I do theater as my hobby, and recently I’ve realized that directing a play is quite similar to managing a team. There is a initial vision of the final shape of the play, however it can (should) be modified in the creative process by the inputs from collaborating artists and actors. Directing a play is both a craft and an art, as well as project management. Moreover – each element on a play should contribute to “big picture” and conveying the play’s message.
What is often ignored in the business environment, but is clearly visible in the theater is that all people (team members/actors) have their strengths and weaknesses as well as personal preferences and constrains. In theater – you have rehearsals before premiere. Is business giving the same “buffer” for the people? From my experience – often not.


Jess, Nice article. I like the opening statement regarding market conditions. To elaborate market condition changes can be customer preferences changed, new markets emerge, global currency changes and new manufacturing and IT technologies. These challenges create opportunities for new entrants that challenge existing organizations, systems, and leaders.

Thank you!

Peter

Great job! I agree with all your sayings but I think management should share also their vision with people they work with in the quiet early stages of their plans.

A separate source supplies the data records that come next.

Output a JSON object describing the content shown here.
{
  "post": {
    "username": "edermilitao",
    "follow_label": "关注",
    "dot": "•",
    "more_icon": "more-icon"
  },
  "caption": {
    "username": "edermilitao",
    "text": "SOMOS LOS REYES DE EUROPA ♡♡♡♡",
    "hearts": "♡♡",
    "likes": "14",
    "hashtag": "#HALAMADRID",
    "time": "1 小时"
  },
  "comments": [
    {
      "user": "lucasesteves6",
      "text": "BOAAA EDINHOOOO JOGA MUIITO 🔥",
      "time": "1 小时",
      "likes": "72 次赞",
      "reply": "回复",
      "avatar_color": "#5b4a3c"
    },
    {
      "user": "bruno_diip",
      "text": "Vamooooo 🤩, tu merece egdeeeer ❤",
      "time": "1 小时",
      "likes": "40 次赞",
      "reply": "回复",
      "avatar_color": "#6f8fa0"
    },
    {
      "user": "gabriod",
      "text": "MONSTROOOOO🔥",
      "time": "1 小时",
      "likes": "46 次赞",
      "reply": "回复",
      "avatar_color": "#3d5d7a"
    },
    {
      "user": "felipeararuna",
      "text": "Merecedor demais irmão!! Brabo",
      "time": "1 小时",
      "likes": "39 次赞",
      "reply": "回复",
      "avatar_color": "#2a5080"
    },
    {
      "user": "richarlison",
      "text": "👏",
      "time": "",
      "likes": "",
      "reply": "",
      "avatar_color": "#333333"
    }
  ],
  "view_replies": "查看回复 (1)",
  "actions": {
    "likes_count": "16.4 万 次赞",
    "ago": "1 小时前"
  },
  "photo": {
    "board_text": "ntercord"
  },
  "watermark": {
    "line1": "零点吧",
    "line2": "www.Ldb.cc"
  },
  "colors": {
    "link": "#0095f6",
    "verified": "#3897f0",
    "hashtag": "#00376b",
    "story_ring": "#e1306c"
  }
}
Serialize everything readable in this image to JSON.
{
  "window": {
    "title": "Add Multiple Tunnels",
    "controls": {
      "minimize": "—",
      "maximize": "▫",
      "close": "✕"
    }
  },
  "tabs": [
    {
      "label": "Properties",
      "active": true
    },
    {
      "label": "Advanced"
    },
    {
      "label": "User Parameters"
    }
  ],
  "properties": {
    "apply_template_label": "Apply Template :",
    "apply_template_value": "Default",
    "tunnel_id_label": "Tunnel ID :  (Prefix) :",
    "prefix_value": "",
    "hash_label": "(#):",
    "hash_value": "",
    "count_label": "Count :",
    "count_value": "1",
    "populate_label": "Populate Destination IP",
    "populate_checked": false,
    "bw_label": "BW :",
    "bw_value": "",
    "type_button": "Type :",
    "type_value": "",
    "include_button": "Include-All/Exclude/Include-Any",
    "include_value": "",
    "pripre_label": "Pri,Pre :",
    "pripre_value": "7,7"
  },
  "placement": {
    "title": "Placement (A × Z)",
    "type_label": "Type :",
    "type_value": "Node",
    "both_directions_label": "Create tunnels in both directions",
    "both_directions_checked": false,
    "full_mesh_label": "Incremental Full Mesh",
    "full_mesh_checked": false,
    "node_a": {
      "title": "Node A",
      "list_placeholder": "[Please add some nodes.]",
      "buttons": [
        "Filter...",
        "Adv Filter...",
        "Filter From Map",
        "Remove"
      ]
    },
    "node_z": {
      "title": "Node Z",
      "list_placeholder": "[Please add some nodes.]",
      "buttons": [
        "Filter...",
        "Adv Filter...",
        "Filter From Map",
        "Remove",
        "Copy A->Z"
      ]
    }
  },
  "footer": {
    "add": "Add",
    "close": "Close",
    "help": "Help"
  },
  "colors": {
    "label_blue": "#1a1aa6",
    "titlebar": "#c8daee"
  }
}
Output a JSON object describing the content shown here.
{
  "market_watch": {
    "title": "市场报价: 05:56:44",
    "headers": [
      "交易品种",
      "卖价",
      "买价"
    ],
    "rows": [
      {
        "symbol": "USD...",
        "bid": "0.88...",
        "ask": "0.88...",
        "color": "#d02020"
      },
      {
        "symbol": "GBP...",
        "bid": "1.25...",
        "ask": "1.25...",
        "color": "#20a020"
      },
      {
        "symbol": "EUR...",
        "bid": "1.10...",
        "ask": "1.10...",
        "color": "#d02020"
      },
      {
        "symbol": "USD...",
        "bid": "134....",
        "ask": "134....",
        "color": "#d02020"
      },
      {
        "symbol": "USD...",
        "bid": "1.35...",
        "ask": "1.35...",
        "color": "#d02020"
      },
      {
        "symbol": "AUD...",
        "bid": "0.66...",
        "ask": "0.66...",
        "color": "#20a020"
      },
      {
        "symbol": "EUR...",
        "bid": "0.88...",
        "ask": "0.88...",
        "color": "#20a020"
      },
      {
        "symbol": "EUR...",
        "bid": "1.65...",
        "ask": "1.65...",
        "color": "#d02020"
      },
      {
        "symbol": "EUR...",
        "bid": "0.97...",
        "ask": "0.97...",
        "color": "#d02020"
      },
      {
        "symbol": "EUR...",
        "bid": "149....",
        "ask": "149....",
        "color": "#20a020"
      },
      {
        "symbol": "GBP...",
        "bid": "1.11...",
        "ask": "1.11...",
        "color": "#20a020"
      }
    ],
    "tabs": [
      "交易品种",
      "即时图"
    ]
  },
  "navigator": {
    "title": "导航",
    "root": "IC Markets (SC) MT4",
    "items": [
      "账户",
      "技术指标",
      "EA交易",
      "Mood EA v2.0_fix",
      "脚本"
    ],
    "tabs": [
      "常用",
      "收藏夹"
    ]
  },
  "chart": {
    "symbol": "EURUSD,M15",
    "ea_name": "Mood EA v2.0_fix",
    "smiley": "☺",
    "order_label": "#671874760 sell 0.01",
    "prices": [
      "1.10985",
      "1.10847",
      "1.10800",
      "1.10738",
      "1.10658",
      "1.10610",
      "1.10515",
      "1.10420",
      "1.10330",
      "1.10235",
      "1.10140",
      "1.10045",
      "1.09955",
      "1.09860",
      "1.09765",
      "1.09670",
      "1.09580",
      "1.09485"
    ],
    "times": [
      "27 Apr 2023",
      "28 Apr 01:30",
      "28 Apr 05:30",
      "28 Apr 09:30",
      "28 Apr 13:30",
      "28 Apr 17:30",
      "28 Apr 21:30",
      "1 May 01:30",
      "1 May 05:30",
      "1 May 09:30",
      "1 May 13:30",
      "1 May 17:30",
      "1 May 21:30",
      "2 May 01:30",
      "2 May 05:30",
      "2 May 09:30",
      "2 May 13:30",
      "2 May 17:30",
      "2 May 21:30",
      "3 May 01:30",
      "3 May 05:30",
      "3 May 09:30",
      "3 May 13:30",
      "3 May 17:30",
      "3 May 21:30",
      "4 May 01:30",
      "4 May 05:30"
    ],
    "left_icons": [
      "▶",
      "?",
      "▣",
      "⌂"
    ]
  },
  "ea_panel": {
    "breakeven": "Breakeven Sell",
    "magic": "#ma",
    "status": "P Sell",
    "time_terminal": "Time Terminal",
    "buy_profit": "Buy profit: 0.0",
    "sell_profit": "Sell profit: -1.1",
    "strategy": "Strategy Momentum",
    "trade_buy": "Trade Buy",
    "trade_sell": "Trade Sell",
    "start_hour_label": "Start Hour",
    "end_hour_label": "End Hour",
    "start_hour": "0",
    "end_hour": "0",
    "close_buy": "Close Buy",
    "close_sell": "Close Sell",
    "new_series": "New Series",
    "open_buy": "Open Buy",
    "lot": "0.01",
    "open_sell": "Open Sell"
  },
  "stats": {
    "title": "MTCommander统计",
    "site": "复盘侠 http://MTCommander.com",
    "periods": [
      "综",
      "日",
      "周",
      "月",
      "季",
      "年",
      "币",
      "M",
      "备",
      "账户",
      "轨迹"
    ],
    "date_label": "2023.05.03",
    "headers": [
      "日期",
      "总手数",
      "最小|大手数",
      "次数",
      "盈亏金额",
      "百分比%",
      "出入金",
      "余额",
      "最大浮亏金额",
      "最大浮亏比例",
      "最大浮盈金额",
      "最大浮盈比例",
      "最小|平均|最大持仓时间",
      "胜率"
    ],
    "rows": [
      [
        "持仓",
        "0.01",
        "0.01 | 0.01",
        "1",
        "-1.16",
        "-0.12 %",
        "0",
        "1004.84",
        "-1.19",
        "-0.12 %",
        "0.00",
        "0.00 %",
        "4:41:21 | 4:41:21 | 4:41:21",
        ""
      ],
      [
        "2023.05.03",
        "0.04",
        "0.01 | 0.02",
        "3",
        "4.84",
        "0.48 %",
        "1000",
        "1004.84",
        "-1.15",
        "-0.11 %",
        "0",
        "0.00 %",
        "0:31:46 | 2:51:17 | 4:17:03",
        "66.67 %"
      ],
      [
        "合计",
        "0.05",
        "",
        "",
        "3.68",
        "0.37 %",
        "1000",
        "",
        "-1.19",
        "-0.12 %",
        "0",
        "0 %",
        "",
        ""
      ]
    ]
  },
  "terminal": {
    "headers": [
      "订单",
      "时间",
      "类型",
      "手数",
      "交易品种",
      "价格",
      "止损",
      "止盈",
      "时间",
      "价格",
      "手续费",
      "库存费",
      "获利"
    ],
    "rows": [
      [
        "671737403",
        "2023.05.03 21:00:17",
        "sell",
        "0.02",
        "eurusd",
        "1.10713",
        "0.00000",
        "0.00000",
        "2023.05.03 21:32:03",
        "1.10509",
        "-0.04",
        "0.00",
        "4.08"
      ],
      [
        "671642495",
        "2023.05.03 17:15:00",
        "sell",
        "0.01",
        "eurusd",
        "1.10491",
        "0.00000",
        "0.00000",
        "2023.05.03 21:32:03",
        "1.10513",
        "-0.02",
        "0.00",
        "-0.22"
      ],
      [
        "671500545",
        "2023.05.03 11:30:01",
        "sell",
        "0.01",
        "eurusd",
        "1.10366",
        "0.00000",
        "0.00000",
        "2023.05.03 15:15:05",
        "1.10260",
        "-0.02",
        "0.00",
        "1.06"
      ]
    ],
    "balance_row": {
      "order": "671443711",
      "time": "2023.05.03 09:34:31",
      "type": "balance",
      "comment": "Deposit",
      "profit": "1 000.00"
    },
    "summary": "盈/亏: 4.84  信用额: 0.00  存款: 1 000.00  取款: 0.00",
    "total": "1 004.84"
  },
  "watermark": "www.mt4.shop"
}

I mean playing the leadership card for best results.

Please Login/Register to leave a comment.

ADVERTISEMENTS

"Thus the metric system did not really catch on in the States, unless you count the increasing popularity of the nine-millimeter bullet."

- Dave Barry

ADVERTISEMENT

Sponsors